BACKGROUND: B-type natriuretic peptide (BNP) is a blood test which detects ventricular wall stretch and is being increasingly used in primary care on limited evidence. AIM: To assess the practical implications and potential clinical benefit of measuring BNP to identify and guide the treatment of undiagnosed or under-treated ventricular dysfunction in at-risk patients. DESIGN OF STUDY: Screening study with single-arm intervention. SETTING: A total of 1918 patients with diabetes mellitus or ischaemic heart disease aged > or =65 years registered with 12 general practices were invited; 76 patients with elevated BNP underwent BNP-guided treatment titration. METHOD: Eligible patients were invited to attend for a blood test at their own practice; those with a persistently elevated plasma BNP concentration (>43.3 pmol/l) after repeat measurement were offered initiation or up-titration of treatment guided by remeasurement of BNP with a target concentration of <36 pmol/l. RESULTS: Seven-hundred and fifty-nine patients (40%) attended for screening; 76 (10% of 759) commenced treatment titration. Of these 76 patients, 64 (84%) were asymptomatic or had only mild breathlessness. Maximum titration effect was achieved by the second visit when 27 (36%) had achieved the BNP target concentration and the mean reduction was 10.8 pmol/l (P<0.001). The most effective therapeutic step was a switch in beta-blocker to carvedilol or bisoprolol (P<0.001). CONCLUSION: About 10% of patients with diabetes or cardiovascular disease on GP morbidity registers have a persistently raised plasma BNP concentration. Simple adjustment of their drug treatment may reduce their BNP and associated mortality risk, but further up-titration against BNP is only possible if the within-person biological variability of measurement can be reduced.

Original publication




Journal article


Br J Gen Pract

Publication Date





393 - 399

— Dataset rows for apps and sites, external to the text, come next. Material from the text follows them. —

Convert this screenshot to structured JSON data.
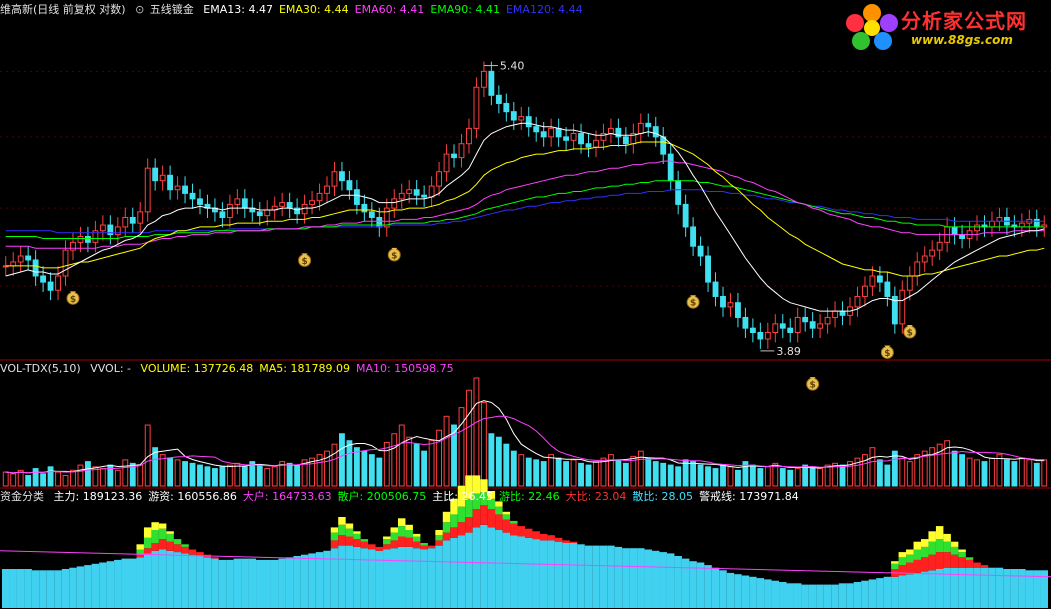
{
  "main_header": {
    "title": "维高新(日线 前复权 对数)",
    "indicator_name": "五线镀金",
    "items": [
      {
        "label": "EMA13: 4.47",
        "color": "#ffffff"
      },
      {
        "label": "EMA30: 4.44",
        "color": "#ffff00"
      },
      {
        "label": "EMA60: 4.41",
        "color": "#ff40ff"
      },
      {
        "label": "EMA90: 4.41",
        "color": "#00ff00"
      },
      {
        "label": "EMA120: 4.44",
        "color": "#3030ff"
      }
    ],
    "high_label": "5.40",
    "low_label": "3.89"
  },
  "volume_header": {
    "title": "VOL-TDX(5,10)",
    "vvol": "VVOL: -",
    "items": [
      {
        "label": "VOLUME: 137726.48",
        "color": "#ffff00"
      },
      {
        "label": "MA5: 181789.09",
        "color": "#ffff00"
      },
      {
        "label": "MA10: 150598.75",
        "color": "#ff40ff"
      }
    ]
  },
  "fund_header": {
    "title": "资金分类",
    "items": [
      {
        "label": "主力: 189123.36",
        "color": "#ffffff"
      },
      {
        "label": "游资: 160556.86",
        "color": "#ffffff"
      },
      {
        "label": "大户: 164733.63",
        "color": "#ff40ff"
      },
      {
        "label": "散户: 200506.75",
        "color": "#00ff00"
      },
      {
        "label": "主比: 26.45",
        "color": "#ffffff"
      },
      {
        "label": "游比: 22.46",
        "color": "#00ff00"
      },
      {
        "label": "大比: 23.04",
        "color": "#ff3030"
      },
      {
        "label": "散比: 28.05",
        "color": "#40e0ff"
      },
      {
        "label": "警戒线: 173971.84",
        "color": "#ffffff"
      }
    ]
  },
  "logo": {
    "title": "分析家公式网",
    "url": "www.88gs.com"
  },
  "chart_data": {
    "type": "candlestick",
    "ylim": [
      3.7,
      5.55
    ],
    "log_scale": true,
    "close": [
      4.1,
      4.12,
      4.15,
      4.13,
      4.05,
      4.02,
      3.98,
      4.05,
      4.18,
      4.22,
      4.25,
      4.22,
      4.28,
      4.31,
      4.26,
      4.3,
      4.35,
      4.32,
      4.38,
      4.62,
      4.55,
      4.58,
      4.5,
      4.52,
      4.48,
      4.45,
      4.42,
      4.4,
      4.38,
      4.35,
      4.42,
      4.45,
      4.4,
      4.38,
      4.36,
      4.39,
      4.41,
      4.43,
      4.4,
      4.37,
      4.42,
      4.44,
      4.48,
      4.52,
      4.6,
      4.55,
      4.5,
      4.42,
      4.38,
      4.35,
      4.3,
      4.4,
      4.45,
      4.48,
      4.5,
      4.47,
      4.46,
      4.52,
      4.6,
      4.7,
      4.68,
      4.76,
      4.85,
      5.1,
      5.2,
      5.05,
      5.0,
      4.95,
      4.9,
      4.92,
      4.86,
      4.83,
      4.8,
      4.85,
      4.8,
      4.78,
      4.82,
      4.76,
      4.74,
      4.78,
      4.82,
      4.85,
      4.8,
      4.76,
      4.82,
      4.88,
      4.86,
      4.8,
      4.7,
      4.55,
      4.42,
      4.3,
      4.2,
      4.15,
      4.02,
      3.95,
      3.9,
      3.92,
      3.85,
      3.8,
      3.78,
      3.75,
      3.78,
      3.82,
      3.8,
      3.78,
      3.85,
      3.83,
      3.8,
      3.82,
      3.85,
      3.88,
      3.86,
      3.9,
      3.95,
      4.0,
      4.05,
      4.02,
      3.95,
      3.82,
      3.98,
      4.05,
      4.12,
      4.15,
      4.18,
      4.22,
      4.3,
      4.26,
      4.24,
      4.28,
      4.31,
      4.3,
      4.33,
      4.35,
      4.31,
      4.3,
      4.32,
      4.34,
      4.3,
      4.31
    ],
    "ema13": [
      4.05,
      4.06,
      4.07,
      4.08,
      4.07,
      4.07,
      4.06,
      4.06,
      4.08,
      4.1,
      4.12,
      4.14,
      4.16,
      4.18,
      4.19,
      4.21,
      4.23,
      4.24,
      4.26,
      4.31,
      4.33,
      4.36,
      4.37,
      4.39,
      4.4,
      4.4,
      4.41,
      4.4,
      4.4,
      4.39,
      4.4,
      4.4,
      4.4,
      4.4,
      4.39,
      4.39,
      4.39,
      4.4,
      4.4,
      4.39,
      4.4,
      4.4,
      4.41,
      4.43,
      4.45,
      4.47,
      4.47,
      4.47,
      4.46,
      4.45,
      4.43,
      4.43,
      4.43,
      4.44,
      4.45,
      4.45,
      4.45,
      4.46,
      4.48,
      4.52,
      4.55,
      4.58,
      4.62,
      4.7,
      4.78,
      4.82,
      4.84,
      4.86,
      4.87,
      4.88,
      4.88,
      4.87,
      4.86,
      4.86,
      4.85,
      4.84,
      4.84,
      4.83,
      4.82,
      4.81,
      4.81,
      4.82,
      4.81,
      4.81,
      4.81,
      4.82,
      4.83,
      4.82,
      4.8,
      4.76,
      4.71,
      4.65,
      4.58,
      4.52,
      4.45,
      4.38,
      4.32,
      4.26,
      4.2,
      4.14,
      4.09,
      4.04,
      4.0,
      3.97,
      3.94,
      3.92,
      3.91,
      3.9,
      3.89,
      3.88,
      3.88,
      3.88,
      3.88,
      3.88,
      3.89,
      3.91,
      3.93,
      3.94,
      3.94,
      3.93,
      3.93,
      3.95,
      3.97,
      4.0,
      4.03,
      4.06,
      4.09,
      4.12,
      4.14,
      4.16,
      4.18,
      4.2,
      4.22,
      4.24,
      4.25,
      4.26,
      4.27,
      4.28,
      4.28,
      4.29
    ],
    "ema30": [
      4.1,
      4.1,
      4.1,
      4.1,
      4.1,
      4.09,
      4.09,
      4.09,
      4.1,
      4.11,
      4.12,
      4.12,
      4.13,
      4.14,
      4.15,
      4.16,
      4.17,
      4.18,
      4.19,
      4.22,
      4.24,
      4.25,
      4.26,
      4.28,
      4.28,
      4.29,
      4.3,
      4.3,
      4.3,
      4.31,
      4.31,
      4.32,
      4.32,
      4.32,
      4.32,
      4.33,
      4.33,
      4.33,
      4.34,
      4.34,
      4.34,
      4.35,
      4.35,
      4.36,
      4.37,
      4.38,
      4.39,
      4.39,
      4.39,
      4.39,
      4.38,
      4.38,
      4.39,
      4.39,
      4.4,
      4.4,
      4.4,
      4.41,
      4.42,
      4.44,
      4.45,
      4.47,
      4.49,
      4.53,
      4.58,
      4.61,
      4.63,
      4.65,
      4.66,
      4.68,
      4.69,
      4.7,
      4.7,
      4.71,
      4.72,
      4.72,
      4.73,
      4.73,
      4.73,
      4.74,
      4.74,
      4.75,
      4.75,
      4.75,
      4.76,
      4.77,
      4.77,
      4.77,
      4.77,
      4.76,
      4.74,
      4.72,
      4.7,
      4.67,
      4.64,
      4.6,
      4.57,
      4.53,
      4.5,
      4.46,
      4.42,
      4.39,
      4.35,
      4.32,
      4.29,
      4.26,
      4.24,
      4.21,
      4.19,
      4.17,
      4.15,
      4.13,
      4.11,
      4.1,
      4.09,
      4.08,
      4.08,
      4.07,
      4.07,
      4.06,
      4.05,
      4.05,
      4.05,
      4.06,
      4.06,
      4.07,
      4.08,
      4.09,
      4.1,
      4.11,
      4.12,
      4.13,
      4.14,
      4.15,
      4.15,
      4.16,
      4.17,
      4.18,
      4.18,
      4.19
    ],
    "ema60": [
      4.2,
      4.2,
      4.2,
      4.2,
      4.19,
      4.19,
      4.19,
      4.19,
      4.19,
      4.19,
      4.19,
      4.19,
      4.19,
      4.2,
      4.2,
      4.2,
      4.21,
      4.21,
      4.21,
      4.22,
      4.23,
      4.24,
      4.24,
      4.25,
      4.25,
      4.26,
      4.26,
      4.26,
      4.27,
      4.27,
      4.27,
      4.28,
      4.28,
      4.28,
      4.28,
      4.28,
      4.29,
      4.29,
      4.29,
      4.29,
      4.3,
      4.3,
      4.3,
      4.31,
      4.31,
      4.32,
      4.32,
      4.32,
      4.33,
      4.33,
      4.33,
      4.33,
      4.33,
      4.34,
      4.34,
      4.34,
      4.35,
      4.35,
      4.36,
      4.37,
      4.38,
      4.39,
      4.4,
      4.42,
      4.45,
      4.47,
      4.48,
      4.5,
      4.51,
      4.52,
      4.53,
      4.54,
      4.55,
      4.56,
      4.57,
      4.58,
      4.58,
      4.59,
      4.6,
      4.6,
      4.61,
      4.62,
      4.62,
      4.63,
      4.64,
      4.64,
      4.65,
      4.65,
      4.66,
      4.66,
      4.65,
      4.65,
      4.64,
      4.63,
      4.62,
      4.61,
      4.6,
      4.58,
      4.57,
      4.55,
      4.54,
      4.52,
      4.5,
      4.49,
      4.47,
      4.45,
      4.43,
      4.42,
      4.4,
      4.39,
      4.37,
      4.36,
      4.35,
      4.34,
      4.32,
      4.31,
      4.3,
      4.3,
      4.29,
      4.28,
      4.27,
      4.27,
      4.26,
      4.26,
      4.26,
      4.26,
      4.26,
      4.26,
      4.26,
      4.26,
      4.26,
      4.27,
      4.27,
      4.27,
      4.27,
      4.28,
      4.28,
      4.28,
      4.28,
      4.28
    ],
    "ema90": [
      4.25,
      4.25,
      4.25,
      4.25,
      4.25,
      4.24,
      4.24,
      4.24,
      4.24,
      4.24,
      4.24,
      4.24,
      4.24,
      4.24,
      4.24,
      4.24,
      4.25,
      4.25,
      4.25,
      4.25,
      4.26,
      4.26,
      4.26,
      4.27,
      4.27,
      4.27,
      4.27,
      4.27,
      4.28,
      4.28,
      4.28,
      4.28,
      4.28,
      4.28,
      4.28,
      4.29,
      4.29,
      4.29,
      4.29,
      4.29,
      4.29,
      4.3,
      4.3,
      4.3,
      4.3,
      4.31,
      4.31,
      4.31,
      4.31,
      4.31,
      4.31,
      4.31,
      4.32,
      4.32,
      4.32,
      4.32,
      4.32,
      4.33,
      4.33,
      4.34,
      4.34,
      4.35,
      4.36,
      4.37,
      4.39,
      4.4,
      4.41,
      4.42,
      4.43,
      4.44,
      4.45,
      4.46,
      4.46,
      4.47,
      4.48,
      4.48,
      4.49,
      4.49,
      4.5,
      4.51,
      4.51,
      4.52,
      4.52,
      4.53,
      4.53,
      4.54,
      4.54,
      4.55,
      4.55,
      4.55,
      4.55,
      4.55,
      4.55,
      4.54,
      4.54,
      4.53,
      4.52,
      4.52,
      4.51,
      4.5,
      4.49,
      4.48,
      4.47,
      4.46,
      4.45,
      4.44,
      4.43,
      4.42,
      4.41,
      4.4,
      4.39,
      4.38,
      4.37,
      4.37,
      4.36,
      4.35,
      4.35,
      4.34,
      4.33,
      4.33,
      4.32,
      4.32,
      4.31,
      4.31,
      4.31,
      4.31,
      4.3,
      4.3,
      4.3,
      4.3,
      4.3,
      4.3,
      4.3,
      4.3,
      4.3,
      4.3,
      4.3,
      4.3,
      4.3,
      4.3
    ],
    "ema120": [
      4.28,
      4.28,
      4.28,
      4.28,
      4.28,
      4.28,
      4.28,
      4.27,
      4.27,
      4.27,
      4.27,
      4.27,
      4.27,
      4.27,
      4.27,
      4.27,
      4.27,
      4.27,
      4.27,
      4.27,
      4.28,
      4.28,
      4.28,
      4.28,
      4.28,
      4.28,
      4.28,
      4.28,
      4.28,
      4.28,
      4.29,
      4.29,
      4.29,
      4.29,
      4.29,
      4.29,
      4.29,
      4.29,
      4.29,
      4.29,
      4.29,
      4.3,
      4.3,
      4.3,
      4.3,
      4.3,
      4.3,
      4.3,
      4.3,
      4.3,
      4.3,
      4.31,
      4.31,
      4.31,
      4.31,
      4.31,
      4.31,
      4.31,
      4.32,
      4.32,
      4.33,
      4.33,
      4.34,
      4.35,
      4.36,
      4.37,
      4.38,
      4.39,
      4.39,
      4.4,
      4.41,
      4.41,
      4.42,
      4.43,
      4.43,
      4.44,
      4.44,
      4.45,
      4.45,
      4.46,
      4.46,
      4.47,
      4.47,
      4.48,
      4.48,
      4.48,
      4.49,
      4.49,
      4.49,
      4.5,
      4.5,
      4.5,
      4.5,
      4.5,
      4.49,
      4.49,
      4.49,
      4.48,
      4.48,
      4.47,
      4.47,
      4.46,
      4.45,
      4.45,
      4.44,
      4.43,
      4.43,
      4.42,
      4.41,
      4.41,
      4.4,
      4.39,
      4.39,
      4.38,
      4.38,
      4.37,
      4.37,
      4.36,
      4.36,
      4.35,
      4.35,
      4.35,
      4.34,
      4.34,
      4.34,
      4.34,
      4.34,
      4.33,
      4.33,
      4.33,
      4.33,
      4.33,
      4.33,
      4.33,
      4.33,
      4.33,
      4.33,
      4.33,
      4.33,
      4.33
    ],
    "volume": [
      8,
      7,
      9,
      6,
      10,
      7,
      11,
      8,
      6,
      9,
      12,
      14,
      11,
      10,
      12,
      9,
      15,
      13,
      12,
      35,
      22,
      18,
      16,
      15,
      14,
      13,
      12,
      11,
      10,
      11,
      12,
      13,
      11,
      14,
      12,
      10,
      11,
      14,
      13,
      12,
      15,
      16,
      18,
      20,
      24,
      30,
      26,
      22,
      20,
      18,
      16,
      25,
      30,
      35,
      28,
      24,
      20,
      26,
      32,
      40,
      35,
      45,
      55,
      62,
      48,
      30,
      28,
      24,
      20,
      18,
      16,
      15,
      14,
      18,
      16,
      14,
      15,
      13,
      12,
      14,
      16,
      18,
      15,
      13,
      17,
      20,
      16,
      14,
      13,
      12,
      11,
      15,
      14,
      12,
      11,
      10,
      12,
      11,
      9,
      14,
      12,
      10,
      11,
      13,
      10,
      9,
      10,
      12,
      11,
      10,
      12,
      13,
      12,
      14,
      16,
      18,
      22,
      15,
      12,
      20,
      16,
      14,
      18,
      20,
      22,
      24,
      26,
      20,
      18,
      16,
      15,
      14,
      16,
      18,
      15,
      14,
      16,
      15,
      13,
      15
    ],
    "fund_cyan": [
      30,
      30,
      30,
      30,
      29,
      29,
      29,
      29,
      30,
      31,
      32,
      33,
      34,
      35,
      36,
      37,
      38,
      38,
      39,
      42,
      44,
      45,
      44,
      43,
      42,
      41,
      40,
      39,
      38,
      37,
      37,
      38,
      38,
      38,
      37,
      37,
      37,
      38,
      39,
      40,
      41,
      42,
      43,
      44,
      46,
      48,
      48,
      47,
      46,
      45,
      44,
      45,
      46,
      47,
      47,
      46,
      45,
      46,
      48,
      52,
      54,
      56,
      58,
      62,
      64,
      62,
      60,
      58,
      56,
      55,
      54,
      53,
      52,
      52,
      51,
      50,
      50,
      49,
      48,
      48,
      48,
      48,
      47,
      46,
      46,
      46,
      45,
      44,
      43,
      42,
      40,
      38,
      36,
      35,
      33,
      31,
      29,
      27,
      26,
      25,
      24,
      23,
      22,
      21,
      20,
      19,
      19,
      18,
      18,
      18,
      18,
      18,
      19,
      19,
      20,
      21,
      22,
      23,
      24,
      24,
      25,
      26,
      27,
      28,
      29,
      30,
      31,
      31,
      31,
      31,
      31,
      31,
      31,
      31,
      30,
      30,
      30,
      29,
      29,
      29
    ],
    "fund_red": [
      0,
      0,
      0,
      0,
      0,
      0,
      0,
      0,
      0,
      0,
      0,
      0,
      0,
      0,
      0,
      0,
      0,
      0,
      2,
      4,
      6,
      8,
      7,
      6,
      5,
      4,
      3,
      2,
      1,
      0,
      0,
      0,
      0,
      0,
      0,
      0,
      0,
      0,
      0,
      0,
      0,
      0,
      0,
      0,
      6,
      8,
      7,
      6,
      5,
      4,
      3,
      4,
      6,
      8,
      7,
      5,
      3,
      2,
      4,
      6,
      8,
      10,
      12,
      14,
      15,
      14,
      12,
      10,
      9,
      8,
      7,
      6,
      5,
      4,
      3,
      2,
      1,
      0,
      0,
      0,
      0,
      0,
      0,
      0,
      0,
      0,
      0,
      0,
      0,
      0,
      0,
      0,
      0,
      0,
      0,
      0,
      0,
      0,
      0,
      0,
      0,
      0,
      0,
      0,
      0,
      0,
      0,
      0,
      0,
      0,
      0,
      0,
      0,
      0,
      0,
      0,
      0,
      0,
      0,
      6,
      8,
      9,
      10,
      11,
      12,
      13,
      12,
      10,
      8,
      6,
      4,
      2,
      0,
      0,
      0,
      0,
      0,
      0,
      0,
      0
    ],
    "fund_green": [
      0,
      0,
      0,
      0,
      0,
      0,
      0,
      0,
      0,
      0,
      0,
      0,
      0,
      0,
      0,
      0,
      0,
      0,
      4,
      8,
      10,
      8,
      6,
      4,
      2,
      0,
      0,
      0,
      0,
      0,
      0,
      0,
      0,
      0,
      0,
      0,
      0,
      0,
      0,
      0,
      0,
      0,
      0,
      0,
      6,
      8,
      6,
      4,
      2,
      0,
      0,
      4,
      6,
      8,
      6,
      4,
      2,
      0,
      4,
      8,
      10,
      12,
      14,
      12,
      10,
      8,
      6,
      4,
      2,
      0,
      0,
      0,
      0,
      0,
      0,
      0,
      0,
      0,
      0,
      0,
      0,
      0,
      0,
      0,
      0,
      0,
      0,
      0,
      0,
      0,
      0,
      0,
      0,
      0,
      0,
      0,
      0,
      0,
      0,
      0,
      0,
      0,
      0,
      0,
      0,
      0,
      0,
      0,
      0,
      0,
      0,
      0,
      0,
      0,
      0,
      0,
      0,
      0,
      0,
      4,
      6,
      6,
      8,
      8,
      10,
      10,
      8,
      6,
      4,
      2,
      0,
      0,
      0,
      0,
      0,
      0,
      0,
      0,
      0,
      0
    ],
    "fund_yellow": [
      0,
      0,
      0,
      0,
      0,
      0,
      0,
      0,
      0,
      0,
      0,
      0,
      0,
      0,
      0,
      0,
      0,
      0,
      4,
      8,
      6,
      4,
      2,
      0,
      0,
      0,
      0,
      0,
      0,
      0,
      0,
      0,
      0,
      0,
      0,
      0,
      0,
      0,
      0,
      0,
      0,
      0,
      0,
      0,
      4,
      6,
      4,
      2,
      0,
      0,
      0,
      2,
      4,
      6,
      4,
      2,
      0,
      0,
      4,
      8,
      12,
      16,
      18,
      14,
      10,
      6,
      4,
      2,
      0,
      0,
      0,
      0,
      0,
      0,
      0,
      0,
      0,
      0,
      0,
      0,
      0,
      0,
      0,
      0,
      0,
      0,
      0,
      0,
      0,
      0,
      0,
      0,
      0,
      0,
      0,
      0,
      0,
      0,
      0,
      0,
      0,
      0,
      0,
      0,
      0,
      0,
      0,
      0,
      0,
      0,
      0,
      0,
      0,
      0,
      0,
      0,
      0,
      0,
      0,
      2,
      4,
      4,
      6,
      6,
      8,
      10,
      6,
      4,
      2,
      0,
      0,
      0,
      0,
      0,
      0,
      0,
      0,
      0,
      0,
      0
    ],
    "buy_signal_indices": [
      9,
      40,
      52,
      92,
      108,
      118,
      121
    ]
  }
}
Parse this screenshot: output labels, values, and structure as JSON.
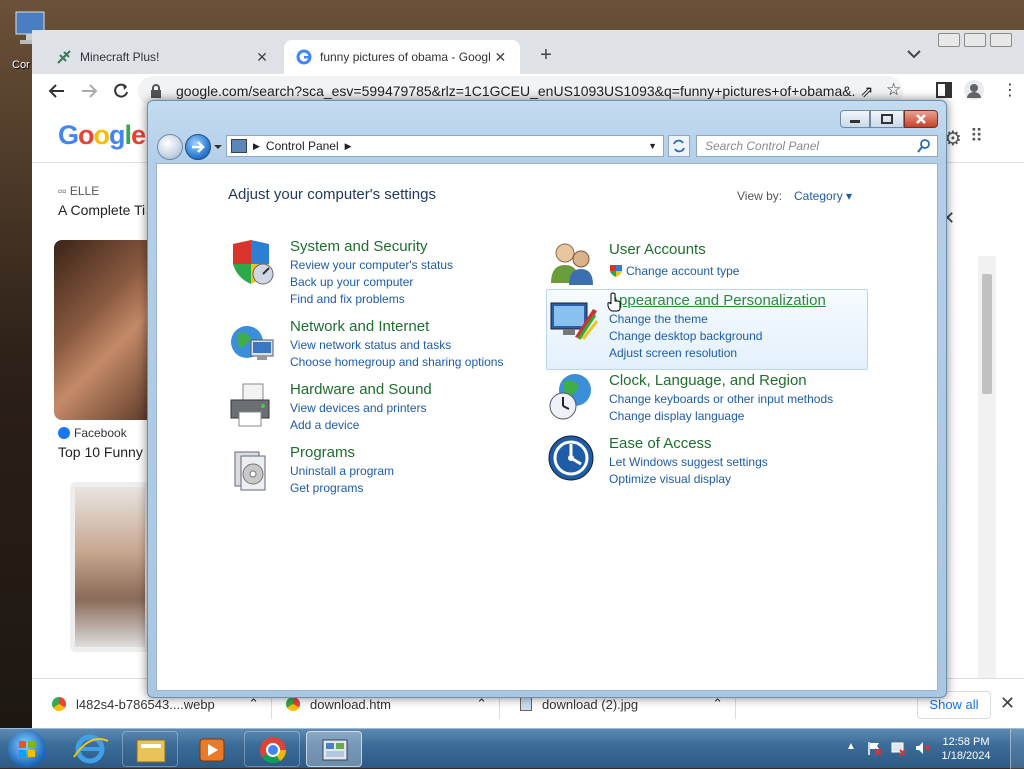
{
  "desktop": {
    "icon_label": "Cor"
  },
  "chrome": {
    "tabs": [
      {
        "title": "Minecraft Plus!"
      },
      {
        "title": "funny pictures of obama - Googl"
      }
    ],
    "url": "google.com/search?sca_esv=599479785&rlz=1C1GCEU_enUS1093US1093&q=funny+pictures+of+obama&...",
    "google_logo": "Google",
    "results": [
      {
        "source": "ELLE",
        "title": "A Complete Ti"
      },
      {
        "source": "Facebook",
        "title": "Top 10 Funny"
      }
    ],
    "downloads": [
      {
        "name": "l482s4-b786543....webp"
      },
      {
        "name": "download.htm"
      },
      {
        "name": "download (2).jpg"
      }
    ],
    "show_all": "Show all"
  },
  "control_panel": {
    "breadcrumb": "Control Panel",
    "search_placeholder": "Search Control Panel",
    "heading": "Adjust your computer's settings",
    "view_by_label": "View by:",
    "view_by_value": "Category",
    "categories_left": [
      {
        "title": "System and Security",
        "links": [
          "Review your computer's status",
          "Back up your computer",
          "Find and fix problems"
        ]
      },
      {
        "title": "Network and Internet",
        "links": [
          "View network status and tasks",
          "Choose homegroup and sharing options"
        ]
      },
      {
        "title": "Hardware and Sound",
        "links": [
          "View devices and printers",
          "Add a device"
        ]
      },
      {
        "title": "Programs",
        "links": [
          "Uninstall a program",
          "Get programs"
        ]
      }
    ],
    "categories_right": [
      {
        "title": "User Accounts",
        "links": [
          "Change account type"
        ]
      },
      {
        "title": "Appearance and Personalization",
        "links": [
          "Change the theme",
          "Change desktop background",
          "Adjust screen resolution"
        ]
      },
      {
        "title": "Clock, Language, and Region",
        "links": [
          "Change keyboards or other input methods",
          "Change display language"
        ]
      },
      {
        "title": "Ease of Access",
        "links": [
          "Let Windows suggest settings",
          "Optimize visual display"
        ]
      }
    ]
  },
  "taskbar": {
    "time": "12:58 PM",
    "date": "1/18/2024"
  }
}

Adrenergic beta-Antagonists, Aged, Biomarkers, Diabetic Angiopathies, Family Practice, Feasibility Studies, Heart Failure, Humans, Myocardial Ischemia, Natriuretic Peptide, Brain, Risk Factors, Ventricular Dysfunction